START DATA TO USE
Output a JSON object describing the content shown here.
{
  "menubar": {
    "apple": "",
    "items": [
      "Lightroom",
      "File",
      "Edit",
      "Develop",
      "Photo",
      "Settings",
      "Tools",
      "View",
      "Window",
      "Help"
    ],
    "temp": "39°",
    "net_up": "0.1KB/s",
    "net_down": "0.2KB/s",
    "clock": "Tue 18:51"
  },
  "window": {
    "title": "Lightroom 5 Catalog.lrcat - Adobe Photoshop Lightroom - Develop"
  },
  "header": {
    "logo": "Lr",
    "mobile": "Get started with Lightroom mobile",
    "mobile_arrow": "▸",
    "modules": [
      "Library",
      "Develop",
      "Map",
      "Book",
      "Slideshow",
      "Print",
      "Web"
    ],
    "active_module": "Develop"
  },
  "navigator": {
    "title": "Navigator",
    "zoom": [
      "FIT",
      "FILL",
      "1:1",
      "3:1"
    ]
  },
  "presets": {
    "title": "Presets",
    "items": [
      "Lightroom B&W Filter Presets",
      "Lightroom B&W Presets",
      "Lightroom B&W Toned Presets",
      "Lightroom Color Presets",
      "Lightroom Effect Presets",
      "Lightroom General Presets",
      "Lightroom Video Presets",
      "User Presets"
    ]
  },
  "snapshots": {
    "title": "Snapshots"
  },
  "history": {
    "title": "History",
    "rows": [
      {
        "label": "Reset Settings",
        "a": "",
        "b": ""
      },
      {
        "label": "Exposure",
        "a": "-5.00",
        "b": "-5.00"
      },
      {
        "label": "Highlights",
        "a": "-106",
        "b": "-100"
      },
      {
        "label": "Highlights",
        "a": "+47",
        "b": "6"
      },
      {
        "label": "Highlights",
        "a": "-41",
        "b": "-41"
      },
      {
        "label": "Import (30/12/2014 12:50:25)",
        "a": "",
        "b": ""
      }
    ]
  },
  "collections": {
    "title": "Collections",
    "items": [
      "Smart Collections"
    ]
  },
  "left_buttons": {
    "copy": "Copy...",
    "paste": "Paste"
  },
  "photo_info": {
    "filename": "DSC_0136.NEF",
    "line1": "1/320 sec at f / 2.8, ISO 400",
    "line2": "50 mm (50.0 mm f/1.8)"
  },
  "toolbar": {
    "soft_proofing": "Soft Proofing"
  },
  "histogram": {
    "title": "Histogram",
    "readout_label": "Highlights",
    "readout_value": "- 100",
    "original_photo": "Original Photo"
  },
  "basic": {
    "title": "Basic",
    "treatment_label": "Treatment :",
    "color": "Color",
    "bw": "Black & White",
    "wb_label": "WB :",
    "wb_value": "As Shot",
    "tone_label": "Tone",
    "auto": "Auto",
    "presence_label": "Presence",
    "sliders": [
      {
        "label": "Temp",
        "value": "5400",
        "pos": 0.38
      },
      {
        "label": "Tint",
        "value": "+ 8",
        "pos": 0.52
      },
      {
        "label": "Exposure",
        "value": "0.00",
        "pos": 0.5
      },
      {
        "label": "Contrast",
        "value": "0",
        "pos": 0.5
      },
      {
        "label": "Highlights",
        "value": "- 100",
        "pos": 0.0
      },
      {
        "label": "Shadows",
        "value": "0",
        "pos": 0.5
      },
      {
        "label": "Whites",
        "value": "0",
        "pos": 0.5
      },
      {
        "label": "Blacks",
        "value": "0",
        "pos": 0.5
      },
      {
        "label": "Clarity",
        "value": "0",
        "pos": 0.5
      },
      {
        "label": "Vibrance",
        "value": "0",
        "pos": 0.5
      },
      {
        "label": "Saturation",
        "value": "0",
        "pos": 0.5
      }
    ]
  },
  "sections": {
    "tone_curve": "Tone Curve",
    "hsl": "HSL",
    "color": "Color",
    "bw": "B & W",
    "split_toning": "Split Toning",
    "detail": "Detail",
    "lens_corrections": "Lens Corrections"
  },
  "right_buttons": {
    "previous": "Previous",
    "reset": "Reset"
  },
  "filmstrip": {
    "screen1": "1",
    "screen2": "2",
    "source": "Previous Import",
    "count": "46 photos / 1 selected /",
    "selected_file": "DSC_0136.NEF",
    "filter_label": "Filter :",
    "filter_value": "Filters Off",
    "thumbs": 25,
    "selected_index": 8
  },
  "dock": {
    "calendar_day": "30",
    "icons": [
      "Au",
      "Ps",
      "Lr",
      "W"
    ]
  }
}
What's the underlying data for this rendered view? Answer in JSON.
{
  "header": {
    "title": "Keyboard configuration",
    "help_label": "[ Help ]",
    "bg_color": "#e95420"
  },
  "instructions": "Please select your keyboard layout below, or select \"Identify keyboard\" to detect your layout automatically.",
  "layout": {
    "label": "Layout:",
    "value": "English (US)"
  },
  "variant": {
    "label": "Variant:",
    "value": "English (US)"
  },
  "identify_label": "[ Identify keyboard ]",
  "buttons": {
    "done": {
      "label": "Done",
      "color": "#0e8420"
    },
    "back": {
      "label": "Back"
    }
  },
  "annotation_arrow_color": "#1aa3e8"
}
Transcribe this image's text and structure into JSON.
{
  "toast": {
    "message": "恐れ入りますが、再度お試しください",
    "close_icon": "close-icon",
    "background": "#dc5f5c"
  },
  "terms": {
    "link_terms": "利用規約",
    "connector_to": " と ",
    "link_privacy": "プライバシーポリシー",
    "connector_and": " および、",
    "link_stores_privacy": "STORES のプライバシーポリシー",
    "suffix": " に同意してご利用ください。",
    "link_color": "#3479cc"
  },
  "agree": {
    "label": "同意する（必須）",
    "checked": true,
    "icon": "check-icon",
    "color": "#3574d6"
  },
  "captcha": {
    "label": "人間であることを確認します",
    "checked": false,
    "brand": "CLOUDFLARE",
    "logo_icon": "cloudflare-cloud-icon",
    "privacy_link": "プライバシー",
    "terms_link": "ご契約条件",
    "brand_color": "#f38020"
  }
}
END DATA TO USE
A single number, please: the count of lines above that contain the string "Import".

WRITTEN ANSWER => 2